An awards ceremony on Oct. 2 invited some of the college’s most prestigious alumni to accept an award of appreciation in honour of the college’s 100th anniversary. About half of the awards were given posthumously and accepted by friends and family members, though many alumni were on hand to accept.
Alumni at the gala whom students might recognize include writers Sharon Butala and Guy Vanderhaeghe, athletes Patricia Lawson and Vera Pezer, photographer Courtney Milne and former Saskatchewan premiere Roy Romanow.
A selection committee spent two years preparing the list of 100 influential alumni. Joy-Ann Allin, committee member and Alumni and Development communications officer, said one of the biggest challenges was choosing only 100 alumni.
“We started with a couple of binders of information (on alumni),” she said. “The challenge was to work through these biographies. There are over 50,000 alumni. That’s a huge number of people and many of them have gone on to successful careers.”
Other famous alumni include author and journalist Mark Abley, actress Kim Coates, poet Lorna Crozier, crime writer and creator of Street Legal William Deverell and former prime minister John Diefenbaker. It was also interesting to learn the history behind familiar names from around the city like Rusty MacDonald, Frances Morrison, Carlyle King, Hilda Neatby and Mabel Timlin.
But the gala wasn’t only open to alumni. The luncheon featured music from the U of S Jazz Ensemble and six tables were reserved for students.
Allin says getting students involved and aware of these alumni has been part of the goal from the beginning.
“The main reason for the Alumni of Influence was to inform students about these people who are very accomplished,” she said. “These people are going to be us in 50 years, hopefully.”
As a writer, Allin was most excited to meet William Deverell, Sharon Butala and Margaret Weiers, though she said it would be difficult to choose alumni who stand out in her mind because “they are all so interesting and different.”
To learn more about the alumni listed here and to see a full list, check out the College of Arts and Science website, the alumni display in the Arts Building (look up when heading down the arts ramp) or see the latest issue of the Arts and Science alumni magazine, DiversitA&S.
Happy 100th birthday

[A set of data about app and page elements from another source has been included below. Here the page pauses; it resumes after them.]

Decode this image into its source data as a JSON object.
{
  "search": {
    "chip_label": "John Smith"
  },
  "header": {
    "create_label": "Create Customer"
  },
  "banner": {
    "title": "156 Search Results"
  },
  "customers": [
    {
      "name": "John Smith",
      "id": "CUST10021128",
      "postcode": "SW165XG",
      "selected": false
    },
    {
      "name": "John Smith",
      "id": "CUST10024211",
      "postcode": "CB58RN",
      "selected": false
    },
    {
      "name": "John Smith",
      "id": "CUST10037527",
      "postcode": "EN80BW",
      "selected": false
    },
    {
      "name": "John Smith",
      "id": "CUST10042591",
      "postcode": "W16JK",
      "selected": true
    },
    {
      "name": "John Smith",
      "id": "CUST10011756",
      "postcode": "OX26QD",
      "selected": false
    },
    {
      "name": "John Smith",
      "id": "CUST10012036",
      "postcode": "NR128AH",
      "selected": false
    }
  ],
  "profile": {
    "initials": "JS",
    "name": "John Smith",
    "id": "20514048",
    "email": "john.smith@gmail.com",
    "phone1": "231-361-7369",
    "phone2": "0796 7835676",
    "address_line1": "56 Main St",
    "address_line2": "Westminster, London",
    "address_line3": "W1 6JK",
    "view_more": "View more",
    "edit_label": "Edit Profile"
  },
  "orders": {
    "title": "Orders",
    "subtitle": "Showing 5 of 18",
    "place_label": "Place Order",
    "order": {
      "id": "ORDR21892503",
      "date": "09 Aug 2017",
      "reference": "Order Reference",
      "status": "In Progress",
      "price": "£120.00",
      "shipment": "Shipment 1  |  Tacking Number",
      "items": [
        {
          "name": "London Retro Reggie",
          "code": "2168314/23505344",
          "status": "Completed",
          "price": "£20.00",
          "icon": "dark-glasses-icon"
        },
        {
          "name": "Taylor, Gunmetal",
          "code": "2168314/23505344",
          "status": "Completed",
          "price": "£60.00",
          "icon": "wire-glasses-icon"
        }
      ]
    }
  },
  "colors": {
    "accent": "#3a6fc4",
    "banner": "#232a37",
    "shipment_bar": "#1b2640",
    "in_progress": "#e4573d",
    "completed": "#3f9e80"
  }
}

The first arts and science lecture, a lecture in Greek history, was given 100 years ago this month in the Drinkle Building downtown. At the time, 70 students were enrolled in the college.
Now, the College of Arts and Science is the biggest on campus with 8,000 students enrolled and more than 50,000 alumni.
The college is also one of the few in the country that combine arts and science under one banner.